## Stored data
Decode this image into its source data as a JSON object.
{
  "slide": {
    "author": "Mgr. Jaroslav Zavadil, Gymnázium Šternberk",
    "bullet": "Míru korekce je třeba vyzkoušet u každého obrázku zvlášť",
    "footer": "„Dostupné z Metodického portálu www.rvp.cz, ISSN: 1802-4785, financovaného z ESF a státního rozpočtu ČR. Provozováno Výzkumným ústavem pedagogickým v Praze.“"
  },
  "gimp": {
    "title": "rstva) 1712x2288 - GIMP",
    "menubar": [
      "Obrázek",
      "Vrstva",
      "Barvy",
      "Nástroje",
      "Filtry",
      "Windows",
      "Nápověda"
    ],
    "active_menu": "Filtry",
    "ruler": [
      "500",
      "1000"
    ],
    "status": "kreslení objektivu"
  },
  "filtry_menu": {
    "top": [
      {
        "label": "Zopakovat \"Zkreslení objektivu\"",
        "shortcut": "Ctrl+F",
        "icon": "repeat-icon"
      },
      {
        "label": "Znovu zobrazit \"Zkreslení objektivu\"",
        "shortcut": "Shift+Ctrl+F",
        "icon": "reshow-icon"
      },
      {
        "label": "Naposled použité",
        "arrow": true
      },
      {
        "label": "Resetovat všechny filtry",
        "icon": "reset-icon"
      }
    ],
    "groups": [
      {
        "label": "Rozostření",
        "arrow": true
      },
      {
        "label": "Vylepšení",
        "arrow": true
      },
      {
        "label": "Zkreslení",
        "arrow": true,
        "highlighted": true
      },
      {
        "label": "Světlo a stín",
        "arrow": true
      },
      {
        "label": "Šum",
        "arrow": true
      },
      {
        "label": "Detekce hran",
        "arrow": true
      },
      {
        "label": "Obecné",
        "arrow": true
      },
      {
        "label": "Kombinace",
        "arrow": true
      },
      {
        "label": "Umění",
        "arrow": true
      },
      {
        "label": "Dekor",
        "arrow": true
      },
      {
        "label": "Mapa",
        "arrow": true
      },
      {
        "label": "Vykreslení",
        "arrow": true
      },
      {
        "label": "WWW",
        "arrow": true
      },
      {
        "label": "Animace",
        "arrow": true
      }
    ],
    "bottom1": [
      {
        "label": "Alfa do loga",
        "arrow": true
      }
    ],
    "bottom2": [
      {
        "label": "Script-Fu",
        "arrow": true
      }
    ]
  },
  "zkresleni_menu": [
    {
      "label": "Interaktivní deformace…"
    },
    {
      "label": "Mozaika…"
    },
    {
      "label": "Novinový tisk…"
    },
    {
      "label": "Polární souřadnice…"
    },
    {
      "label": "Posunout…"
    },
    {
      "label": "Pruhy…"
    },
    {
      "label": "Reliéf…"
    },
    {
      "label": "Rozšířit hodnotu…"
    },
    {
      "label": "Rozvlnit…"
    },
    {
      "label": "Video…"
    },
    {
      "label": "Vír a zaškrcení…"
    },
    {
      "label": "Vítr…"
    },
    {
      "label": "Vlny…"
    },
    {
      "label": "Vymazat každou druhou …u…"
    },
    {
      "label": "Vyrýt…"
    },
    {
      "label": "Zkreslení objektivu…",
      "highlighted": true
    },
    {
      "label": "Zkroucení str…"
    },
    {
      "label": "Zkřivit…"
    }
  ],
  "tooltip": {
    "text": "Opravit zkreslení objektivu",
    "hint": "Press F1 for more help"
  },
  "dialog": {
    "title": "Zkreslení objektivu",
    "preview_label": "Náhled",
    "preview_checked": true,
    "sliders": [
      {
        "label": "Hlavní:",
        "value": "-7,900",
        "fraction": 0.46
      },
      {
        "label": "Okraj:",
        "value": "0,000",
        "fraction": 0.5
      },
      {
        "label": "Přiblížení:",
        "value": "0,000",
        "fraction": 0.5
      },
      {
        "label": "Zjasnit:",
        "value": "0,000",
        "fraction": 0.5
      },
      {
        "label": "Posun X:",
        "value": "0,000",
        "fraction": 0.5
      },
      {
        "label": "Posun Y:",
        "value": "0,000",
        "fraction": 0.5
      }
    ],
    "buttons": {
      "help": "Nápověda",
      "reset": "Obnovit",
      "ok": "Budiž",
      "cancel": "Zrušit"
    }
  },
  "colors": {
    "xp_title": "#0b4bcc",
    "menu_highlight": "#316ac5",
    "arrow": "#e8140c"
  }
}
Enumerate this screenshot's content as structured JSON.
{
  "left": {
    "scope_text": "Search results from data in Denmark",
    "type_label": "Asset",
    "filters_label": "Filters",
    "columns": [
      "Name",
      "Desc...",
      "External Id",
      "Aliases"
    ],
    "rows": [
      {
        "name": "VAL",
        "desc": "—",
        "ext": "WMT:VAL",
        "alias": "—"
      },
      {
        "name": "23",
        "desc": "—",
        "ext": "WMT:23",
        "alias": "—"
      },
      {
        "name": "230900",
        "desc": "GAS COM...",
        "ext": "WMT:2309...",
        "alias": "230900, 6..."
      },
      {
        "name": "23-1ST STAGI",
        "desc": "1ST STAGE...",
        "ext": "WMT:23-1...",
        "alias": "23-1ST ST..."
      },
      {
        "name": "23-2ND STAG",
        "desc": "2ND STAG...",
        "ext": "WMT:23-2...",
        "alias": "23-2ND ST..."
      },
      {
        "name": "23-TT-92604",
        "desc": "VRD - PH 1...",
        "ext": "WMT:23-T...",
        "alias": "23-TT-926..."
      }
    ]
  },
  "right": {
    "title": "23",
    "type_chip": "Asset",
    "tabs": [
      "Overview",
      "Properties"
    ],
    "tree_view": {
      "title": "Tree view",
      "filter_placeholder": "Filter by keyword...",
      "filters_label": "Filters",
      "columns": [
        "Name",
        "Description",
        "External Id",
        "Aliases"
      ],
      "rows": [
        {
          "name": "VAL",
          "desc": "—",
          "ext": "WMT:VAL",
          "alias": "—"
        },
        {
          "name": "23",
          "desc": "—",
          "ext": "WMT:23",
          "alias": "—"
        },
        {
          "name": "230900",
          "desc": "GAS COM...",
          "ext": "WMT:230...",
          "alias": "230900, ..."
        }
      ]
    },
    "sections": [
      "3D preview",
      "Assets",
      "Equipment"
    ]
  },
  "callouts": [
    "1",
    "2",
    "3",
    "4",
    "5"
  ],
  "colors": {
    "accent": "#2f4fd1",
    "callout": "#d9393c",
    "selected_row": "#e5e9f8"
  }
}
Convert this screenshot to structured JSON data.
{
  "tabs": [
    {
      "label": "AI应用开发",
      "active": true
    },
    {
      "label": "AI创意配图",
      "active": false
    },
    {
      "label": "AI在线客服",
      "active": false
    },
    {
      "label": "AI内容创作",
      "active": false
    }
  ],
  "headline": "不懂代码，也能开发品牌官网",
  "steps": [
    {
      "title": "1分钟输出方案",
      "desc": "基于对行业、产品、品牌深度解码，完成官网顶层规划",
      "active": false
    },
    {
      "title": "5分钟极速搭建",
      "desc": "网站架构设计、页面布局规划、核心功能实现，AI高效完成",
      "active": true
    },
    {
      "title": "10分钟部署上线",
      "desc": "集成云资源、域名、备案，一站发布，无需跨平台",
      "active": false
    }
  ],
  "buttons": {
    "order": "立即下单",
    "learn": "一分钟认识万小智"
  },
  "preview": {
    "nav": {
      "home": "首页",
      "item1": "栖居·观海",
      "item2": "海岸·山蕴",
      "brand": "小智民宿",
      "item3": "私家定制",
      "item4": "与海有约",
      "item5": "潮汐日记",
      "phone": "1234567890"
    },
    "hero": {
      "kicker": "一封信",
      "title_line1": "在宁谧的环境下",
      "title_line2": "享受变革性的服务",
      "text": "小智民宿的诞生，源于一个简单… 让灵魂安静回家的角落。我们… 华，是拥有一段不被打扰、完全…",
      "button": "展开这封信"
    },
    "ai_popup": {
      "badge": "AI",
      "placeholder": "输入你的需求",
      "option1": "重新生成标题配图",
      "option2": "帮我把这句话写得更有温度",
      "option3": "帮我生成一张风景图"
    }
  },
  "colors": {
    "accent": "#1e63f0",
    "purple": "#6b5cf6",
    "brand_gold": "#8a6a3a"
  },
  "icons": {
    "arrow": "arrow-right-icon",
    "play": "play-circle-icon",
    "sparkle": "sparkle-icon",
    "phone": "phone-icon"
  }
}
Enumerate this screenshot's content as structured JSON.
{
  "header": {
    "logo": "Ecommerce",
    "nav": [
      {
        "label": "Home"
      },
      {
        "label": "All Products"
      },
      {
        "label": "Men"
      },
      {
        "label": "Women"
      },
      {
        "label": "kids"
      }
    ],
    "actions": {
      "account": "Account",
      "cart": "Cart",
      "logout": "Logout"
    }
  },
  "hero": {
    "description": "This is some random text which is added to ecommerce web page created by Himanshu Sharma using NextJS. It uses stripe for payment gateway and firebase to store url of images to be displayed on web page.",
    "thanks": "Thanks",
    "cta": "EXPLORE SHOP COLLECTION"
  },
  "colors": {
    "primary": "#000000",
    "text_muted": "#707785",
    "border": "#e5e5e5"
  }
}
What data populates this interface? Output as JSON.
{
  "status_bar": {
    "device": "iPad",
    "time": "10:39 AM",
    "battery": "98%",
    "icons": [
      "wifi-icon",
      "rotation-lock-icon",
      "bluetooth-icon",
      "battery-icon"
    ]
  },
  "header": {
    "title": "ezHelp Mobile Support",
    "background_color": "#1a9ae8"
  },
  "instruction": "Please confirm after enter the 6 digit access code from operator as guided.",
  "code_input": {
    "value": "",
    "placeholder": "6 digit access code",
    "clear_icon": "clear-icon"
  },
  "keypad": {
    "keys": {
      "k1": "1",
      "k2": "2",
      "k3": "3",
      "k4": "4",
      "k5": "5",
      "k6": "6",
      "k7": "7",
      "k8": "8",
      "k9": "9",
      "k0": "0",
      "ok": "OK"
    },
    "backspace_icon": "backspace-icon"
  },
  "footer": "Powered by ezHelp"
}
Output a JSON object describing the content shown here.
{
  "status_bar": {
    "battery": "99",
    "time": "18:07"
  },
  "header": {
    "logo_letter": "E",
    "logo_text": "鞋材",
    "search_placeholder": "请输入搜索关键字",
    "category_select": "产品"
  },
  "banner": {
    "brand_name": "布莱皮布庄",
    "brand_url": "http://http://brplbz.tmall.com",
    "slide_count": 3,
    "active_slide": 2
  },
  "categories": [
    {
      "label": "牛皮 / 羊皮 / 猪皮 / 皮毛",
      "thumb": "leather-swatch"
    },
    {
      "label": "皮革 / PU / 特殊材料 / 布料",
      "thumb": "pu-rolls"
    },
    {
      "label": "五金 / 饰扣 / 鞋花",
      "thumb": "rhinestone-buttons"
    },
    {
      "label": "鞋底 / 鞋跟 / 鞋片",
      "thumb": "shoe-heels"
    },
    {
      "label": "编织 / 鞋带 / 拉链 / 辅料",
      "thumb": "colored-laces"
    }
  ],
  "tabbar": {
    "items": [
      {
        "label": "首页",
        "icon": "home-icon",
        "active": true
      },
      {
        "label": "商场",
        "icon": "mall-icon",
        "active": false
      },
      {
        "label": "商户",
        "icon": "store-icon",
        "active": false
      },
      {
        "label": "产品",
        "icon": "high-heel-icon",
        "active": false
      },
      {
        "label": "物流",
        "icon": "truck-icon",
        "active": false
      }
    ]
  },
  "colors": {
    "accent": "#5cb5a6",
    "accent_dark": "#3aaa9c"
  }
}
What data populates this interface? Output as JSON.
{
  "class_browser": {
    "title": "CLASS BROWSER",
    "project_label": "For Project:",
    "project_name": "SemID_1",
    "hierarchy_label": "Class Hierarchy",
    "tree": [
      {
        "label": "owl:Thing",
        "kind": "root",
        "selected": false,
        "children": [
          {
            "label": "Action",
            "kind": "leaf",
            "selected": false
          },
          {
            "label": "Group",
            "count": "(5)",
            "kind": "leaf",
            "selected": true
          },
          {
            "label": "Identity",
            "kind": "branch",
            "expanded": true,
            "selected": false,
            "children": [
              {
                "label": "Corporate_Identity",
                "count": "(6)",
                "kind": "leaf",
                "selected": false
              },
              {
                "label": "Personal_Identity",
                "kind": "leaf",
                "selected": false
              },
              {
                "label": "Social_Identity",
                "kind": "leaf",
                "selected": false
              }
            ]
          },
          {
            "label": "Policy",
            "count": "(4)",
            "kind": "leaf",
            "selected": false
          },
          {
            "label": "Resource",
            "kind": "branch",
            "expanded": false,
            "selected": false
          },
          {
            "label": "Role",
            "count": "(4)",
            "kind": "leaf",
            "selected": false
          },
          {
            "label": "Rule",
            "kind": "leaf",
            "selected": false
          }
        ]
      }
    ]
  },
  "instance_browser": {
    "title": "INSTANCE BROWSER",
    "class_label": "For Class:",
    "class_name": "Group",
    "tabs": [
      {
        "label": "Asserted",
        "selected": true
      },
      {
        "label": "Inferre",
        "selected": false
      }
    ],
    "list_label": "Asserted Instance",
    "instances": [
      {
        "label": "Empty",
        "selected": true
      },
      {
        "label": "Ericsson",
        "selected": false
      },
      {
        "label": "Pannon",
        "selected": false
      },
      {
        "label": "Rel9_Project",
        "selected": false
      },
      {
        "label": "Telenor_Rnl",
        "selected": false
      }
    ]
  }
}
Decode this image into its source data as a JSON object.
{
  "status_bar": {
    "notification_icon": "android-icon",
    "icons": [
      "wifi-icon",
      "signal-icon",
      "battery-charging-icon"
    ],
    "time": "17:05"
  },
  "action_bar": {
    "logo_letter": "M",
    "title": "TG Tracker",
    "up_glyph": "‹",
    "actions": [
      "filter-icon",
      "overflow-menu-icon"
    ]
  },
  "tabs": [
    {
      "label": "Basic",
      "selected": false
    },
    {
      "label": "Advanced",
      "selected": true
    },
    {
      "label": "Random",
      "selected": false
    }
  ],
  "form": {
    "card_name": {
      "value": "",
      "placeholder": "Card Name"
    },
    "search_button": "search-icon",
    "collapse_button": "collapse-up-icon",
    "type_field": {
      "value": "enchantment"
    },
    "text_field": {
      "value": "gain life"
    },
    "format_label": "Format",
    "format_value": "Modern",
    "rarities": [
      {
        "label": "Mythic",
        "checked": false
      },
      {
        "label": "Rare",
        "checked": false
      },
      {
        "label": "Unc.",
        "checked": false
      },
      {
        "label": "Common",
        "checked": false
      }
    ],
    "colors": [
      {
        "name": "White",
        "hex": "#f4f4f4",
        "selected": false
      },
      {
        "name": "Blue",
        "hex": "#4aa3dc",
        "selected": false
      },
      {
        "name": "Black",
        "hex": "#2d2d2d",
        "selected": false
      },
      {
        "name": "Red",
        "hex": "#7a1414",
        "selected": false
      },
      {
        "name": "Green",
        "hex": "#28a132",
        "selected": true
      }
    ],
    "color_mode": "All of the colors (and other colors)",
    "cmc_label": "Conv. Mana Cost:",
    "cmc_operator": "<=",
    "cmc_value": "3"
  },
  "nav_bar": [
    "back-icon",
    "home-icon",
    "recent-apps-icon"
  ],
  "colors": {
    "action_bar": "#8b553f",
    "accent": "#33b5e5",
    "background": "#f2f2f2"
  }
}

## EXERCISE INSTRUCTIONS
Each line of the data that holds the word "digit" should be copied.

## OUTPUT FOR THIS EXERCISE
  "instruction": "Please confirm after enter the 6 digit access code from operator as guided.",
    "placeholder": "6 digit access code",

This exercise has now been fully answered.